►

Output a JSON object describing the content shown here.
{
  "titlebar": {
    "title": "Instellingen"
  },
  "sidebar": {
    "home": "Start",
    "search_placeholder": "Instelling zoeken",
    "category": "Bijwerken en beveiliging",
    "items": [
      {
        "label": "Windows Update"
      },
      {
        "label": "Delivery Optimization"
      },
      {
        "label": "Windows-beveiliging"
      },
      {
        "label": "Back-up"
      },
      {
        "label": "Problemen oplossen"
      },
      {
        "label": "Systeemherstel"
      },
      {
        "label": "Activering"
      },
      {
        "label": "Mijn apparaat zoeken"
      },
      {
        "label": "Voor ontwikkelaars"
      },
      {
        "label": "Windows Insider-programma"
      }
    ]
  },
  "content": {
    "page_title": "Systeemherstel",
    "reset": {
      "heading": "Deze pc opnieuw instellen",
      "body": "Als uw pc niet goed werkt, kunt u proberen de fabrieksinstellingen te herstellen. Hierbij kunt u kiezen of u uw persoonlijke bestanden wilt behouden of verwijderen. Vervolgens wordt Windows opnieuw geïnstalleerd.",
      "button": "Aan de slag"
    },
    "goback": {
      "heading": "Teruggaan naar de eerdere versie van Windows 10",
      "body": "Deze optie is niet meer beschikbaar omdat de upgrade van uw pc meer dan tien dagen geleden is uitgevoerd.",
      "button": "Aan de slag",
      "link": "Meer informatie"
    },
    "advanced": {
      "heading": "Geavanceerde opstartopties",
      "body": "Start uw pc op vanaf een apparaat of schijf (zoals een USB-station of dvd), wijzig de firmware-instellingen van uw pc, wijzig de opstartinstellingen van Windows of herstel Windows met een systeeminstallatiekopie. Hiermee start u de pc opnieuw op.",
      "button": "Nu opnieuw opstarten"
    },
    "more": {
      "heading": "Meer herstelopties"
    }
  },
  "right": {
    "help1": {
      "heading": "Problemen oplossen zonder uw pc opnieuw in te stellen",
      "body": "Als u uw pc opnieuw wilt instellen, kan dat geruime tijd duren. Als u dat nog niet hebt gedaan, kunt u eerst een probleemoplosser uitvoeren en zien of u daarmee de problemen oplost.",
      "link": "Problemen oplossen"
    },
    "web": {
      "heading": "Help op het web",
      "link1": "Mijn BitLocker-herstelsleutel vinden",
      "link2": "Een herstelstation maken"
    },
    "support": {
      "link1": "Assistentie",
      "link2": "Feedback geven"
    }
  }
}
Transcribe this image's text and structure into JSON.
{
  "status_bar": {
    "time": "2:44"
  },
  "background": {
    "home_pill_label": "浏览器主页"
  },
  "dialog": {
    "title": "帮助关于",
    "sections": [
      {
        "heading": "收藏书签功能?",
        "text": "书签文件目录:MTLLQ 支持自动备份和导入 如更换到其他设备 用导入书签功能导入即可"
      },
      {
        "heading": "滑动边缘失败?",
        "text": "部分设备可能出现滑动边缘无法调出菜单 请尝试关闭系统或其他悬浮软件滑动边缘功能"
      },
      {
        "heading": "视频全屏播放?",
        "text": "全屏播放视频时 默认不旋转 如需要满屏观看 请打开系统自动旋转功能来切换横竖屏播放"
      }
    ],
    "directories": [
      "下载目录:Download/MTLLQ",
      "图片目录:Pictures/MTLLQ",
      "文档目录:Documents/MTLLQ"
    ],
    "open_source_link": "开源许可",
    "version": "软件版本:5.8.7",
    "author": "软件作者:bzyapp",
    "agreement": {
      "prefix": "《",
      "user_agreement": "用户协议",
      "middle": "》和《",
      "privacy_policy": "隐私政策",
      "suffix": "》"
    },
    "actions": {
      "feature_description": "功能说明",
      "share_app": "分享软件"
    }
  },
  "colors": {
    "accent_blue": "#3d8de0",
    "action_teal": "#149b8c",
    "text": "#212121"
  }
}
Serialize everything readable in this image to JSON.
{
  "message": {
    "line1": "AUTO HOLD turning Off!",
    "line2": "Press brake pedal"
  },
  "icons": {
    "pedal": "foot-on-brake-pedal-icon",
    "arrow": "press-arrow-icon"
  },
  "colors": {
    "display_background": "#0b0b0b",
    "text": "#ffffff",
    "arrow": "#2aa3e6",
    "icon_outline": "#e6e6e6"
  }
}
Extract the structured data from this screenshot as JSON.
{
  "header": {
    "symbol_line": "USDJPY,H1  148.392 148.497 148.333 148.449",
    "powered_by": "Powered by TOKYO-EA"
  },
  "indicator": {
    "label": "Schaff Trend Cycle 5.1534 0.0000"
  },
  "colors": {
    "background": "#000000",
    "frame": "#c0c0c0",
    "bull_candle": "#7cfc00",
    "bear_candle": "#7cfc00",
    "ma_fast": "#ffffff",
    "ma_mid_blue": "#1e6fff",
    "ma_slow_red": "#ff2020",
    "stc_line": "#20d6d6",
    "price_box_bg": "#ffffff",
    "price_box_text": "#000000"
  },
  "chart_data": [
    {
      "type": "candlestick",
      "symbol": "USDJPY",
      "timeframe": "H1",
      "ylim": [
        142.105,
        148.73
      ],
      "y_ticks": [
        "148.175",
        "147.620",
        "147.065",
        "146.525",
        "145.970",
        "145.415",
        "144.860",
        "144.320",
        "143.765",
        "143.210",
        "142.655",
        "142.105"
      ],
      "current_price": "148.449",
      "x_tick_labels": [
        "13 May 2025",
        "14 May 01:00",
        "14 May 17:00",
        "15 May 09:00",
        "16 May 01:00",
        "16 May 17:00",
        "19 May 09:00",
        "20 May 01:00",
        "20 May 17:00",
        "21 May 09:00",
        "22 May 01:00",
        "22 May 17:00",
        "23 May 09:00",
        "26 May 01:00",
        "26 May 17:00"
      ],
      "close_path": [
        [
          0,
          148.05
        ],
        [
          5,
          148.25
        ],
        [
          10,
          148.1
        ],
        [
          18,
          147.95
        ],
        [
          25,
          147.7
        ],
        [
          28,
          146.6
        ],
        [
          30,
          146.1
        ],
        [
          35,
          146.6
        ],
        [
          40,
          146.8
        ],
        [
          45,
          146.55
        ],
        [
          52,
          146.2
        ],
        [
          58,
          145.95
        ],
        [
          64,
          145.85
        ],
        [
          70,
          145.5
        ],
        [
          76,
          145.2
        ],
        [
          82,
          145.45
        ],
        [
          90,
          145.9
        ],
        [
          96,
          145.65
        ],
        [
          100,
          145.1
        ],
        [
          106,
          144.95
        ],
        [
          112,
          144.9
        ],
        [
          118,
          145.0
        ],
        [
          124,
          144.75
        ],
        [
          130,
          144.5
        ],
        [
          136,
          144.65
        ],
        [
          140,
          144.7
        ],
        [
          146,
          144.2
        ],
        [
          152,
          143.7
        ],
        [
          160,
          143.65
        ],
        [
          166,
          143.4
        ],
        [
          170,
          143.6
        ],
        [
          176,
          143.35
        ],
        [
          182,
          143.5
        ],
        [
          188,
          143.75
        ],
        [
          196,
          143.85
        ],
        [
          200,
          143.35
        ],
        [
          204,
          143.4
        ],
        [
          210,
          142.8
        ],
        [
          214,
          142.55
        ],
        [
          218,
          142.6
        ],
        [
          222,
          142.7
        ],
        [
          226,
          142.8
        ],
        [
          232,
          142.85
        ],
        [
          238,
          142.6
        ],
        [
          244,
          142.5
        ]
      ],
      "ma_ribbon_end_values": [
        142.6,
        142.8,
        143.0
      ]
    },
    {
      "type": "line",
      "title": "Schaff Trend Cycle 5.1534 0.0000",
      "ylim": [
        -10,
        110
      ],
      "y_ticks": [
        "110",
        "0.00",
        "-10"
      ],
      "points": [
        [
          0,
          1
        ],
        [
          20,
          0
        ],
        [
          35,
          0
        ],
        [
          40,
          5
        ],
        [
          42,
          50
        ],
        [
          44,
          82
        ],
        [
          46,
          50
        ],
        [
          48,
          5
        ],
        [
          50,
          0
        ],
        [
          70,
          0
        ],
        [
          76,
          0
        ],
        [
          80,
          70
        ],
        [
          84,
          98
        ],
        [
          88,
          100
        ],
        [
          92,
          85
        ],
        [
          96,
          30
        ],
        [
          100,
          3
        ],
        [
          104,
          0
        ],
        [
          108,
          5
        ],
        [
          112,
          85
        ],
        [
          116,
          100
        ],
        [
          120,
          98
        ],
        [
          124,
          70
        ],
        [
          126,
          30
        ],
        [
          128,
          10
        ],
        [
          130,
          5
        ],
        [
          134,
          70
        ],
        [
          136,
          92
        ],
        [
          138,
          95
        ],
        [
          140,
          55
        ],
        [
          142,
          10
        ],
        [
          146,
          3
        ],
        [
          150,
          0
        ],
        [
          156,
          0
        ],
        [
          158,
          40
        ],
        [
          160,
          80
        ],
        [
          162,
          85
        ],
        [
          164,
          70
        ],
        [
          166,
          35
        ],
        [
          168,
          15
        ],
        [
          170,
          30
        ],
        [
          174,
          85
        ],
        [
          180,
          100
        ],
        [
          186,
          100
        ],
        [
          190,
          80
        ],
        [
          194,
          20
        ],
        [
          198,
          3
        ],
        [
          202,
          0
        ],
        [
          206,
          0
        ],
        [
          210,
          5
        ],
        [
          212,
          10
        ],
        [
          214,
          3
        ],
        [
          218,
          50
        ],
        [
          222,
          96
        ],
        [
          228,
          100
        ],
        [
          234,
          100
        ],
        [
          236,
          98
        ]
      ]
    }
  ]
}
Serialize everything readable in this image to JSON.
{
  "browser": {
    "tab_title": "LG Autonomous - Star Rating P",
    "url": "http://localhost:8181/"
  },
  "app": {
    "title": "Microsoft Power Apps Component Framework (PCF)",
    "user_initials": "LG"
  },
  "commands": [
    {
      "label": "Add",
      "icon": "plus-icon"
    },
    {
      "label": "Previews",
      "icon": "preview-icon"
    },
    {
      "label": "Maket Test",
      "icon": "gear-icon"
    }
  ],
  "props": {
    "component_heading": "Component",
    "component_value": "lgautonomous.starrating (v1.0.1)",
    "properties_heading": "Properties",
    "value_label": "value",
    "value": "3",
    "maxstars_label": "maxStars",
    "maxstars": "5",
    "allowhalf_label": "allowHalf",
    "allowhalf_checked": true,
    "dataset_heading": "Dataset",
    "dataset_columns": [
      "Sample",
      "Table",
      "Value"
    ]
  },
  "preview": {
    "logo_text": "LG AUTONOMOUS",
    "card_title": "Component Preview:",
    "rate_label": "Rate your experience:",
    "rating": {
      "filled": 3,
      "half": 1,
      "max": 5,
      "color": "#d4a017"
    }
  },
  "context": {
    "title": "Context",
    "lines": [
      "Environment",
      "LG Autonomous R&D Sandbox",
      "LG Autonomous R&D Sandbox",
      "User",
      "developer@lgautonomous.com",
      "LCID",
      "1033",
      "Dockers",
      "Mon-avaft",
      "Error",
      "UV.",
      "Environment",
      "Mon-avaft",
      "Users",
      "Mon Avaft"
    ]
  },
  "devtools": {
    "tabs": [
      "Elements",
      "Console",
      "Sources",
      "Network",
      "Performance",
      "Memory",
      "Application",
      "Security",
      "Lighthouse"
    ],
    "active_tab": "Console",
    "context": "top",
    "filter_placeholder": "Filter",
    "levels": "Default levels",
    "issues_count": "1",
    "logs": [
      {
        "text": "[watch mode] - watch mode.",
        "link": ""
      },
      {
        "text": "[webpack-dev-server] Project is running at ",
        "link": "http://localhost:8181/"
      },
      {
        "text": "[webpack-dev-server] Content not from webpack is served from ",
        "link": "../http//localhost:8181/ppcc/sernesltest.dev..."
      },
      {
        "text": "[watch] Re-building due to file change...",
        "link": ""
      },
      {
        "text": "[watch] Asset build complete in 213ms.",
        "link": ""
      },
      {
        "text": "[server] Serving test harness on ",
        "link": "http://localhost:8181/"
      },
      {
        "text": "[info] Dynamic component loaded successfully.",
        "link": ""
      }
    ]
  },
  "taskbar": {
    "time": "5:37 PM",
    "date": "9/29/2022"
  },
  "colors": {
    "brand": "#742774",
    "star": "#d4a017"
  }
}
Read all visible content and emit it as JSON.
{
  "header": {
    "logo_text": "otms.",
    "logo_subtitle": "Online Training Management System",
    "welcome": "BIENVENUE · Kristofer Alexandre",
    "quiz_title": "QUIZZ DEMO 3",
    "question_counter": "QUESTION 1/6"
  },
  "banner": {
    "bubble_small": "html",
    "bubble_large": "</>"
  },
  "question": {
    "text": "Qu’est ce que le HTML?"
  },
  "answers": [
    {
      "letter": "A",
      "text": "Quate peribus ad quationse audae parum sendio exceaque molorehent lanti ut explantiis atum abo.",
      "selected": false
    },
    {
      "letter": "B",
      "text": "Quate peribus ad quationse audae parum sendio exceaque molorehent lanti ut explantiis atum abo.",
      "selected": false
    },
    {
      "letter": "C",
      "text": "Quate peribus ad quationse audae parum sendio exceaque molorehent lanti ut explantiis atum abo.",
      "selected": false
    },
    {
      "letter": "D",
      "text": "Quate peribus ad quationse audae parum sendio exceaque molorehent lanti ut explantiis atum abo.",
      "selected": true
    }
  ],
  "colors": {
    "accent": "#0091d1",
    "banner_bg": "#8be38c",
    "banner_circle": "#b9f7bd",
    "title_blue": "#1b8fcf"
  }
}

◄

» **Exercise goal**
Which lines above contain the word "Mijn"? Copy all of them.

» **Reply**
        "label": "Mijn apparaat zoeken"
      "link1": "Mijn BitLocker-herstelsleutel vinden",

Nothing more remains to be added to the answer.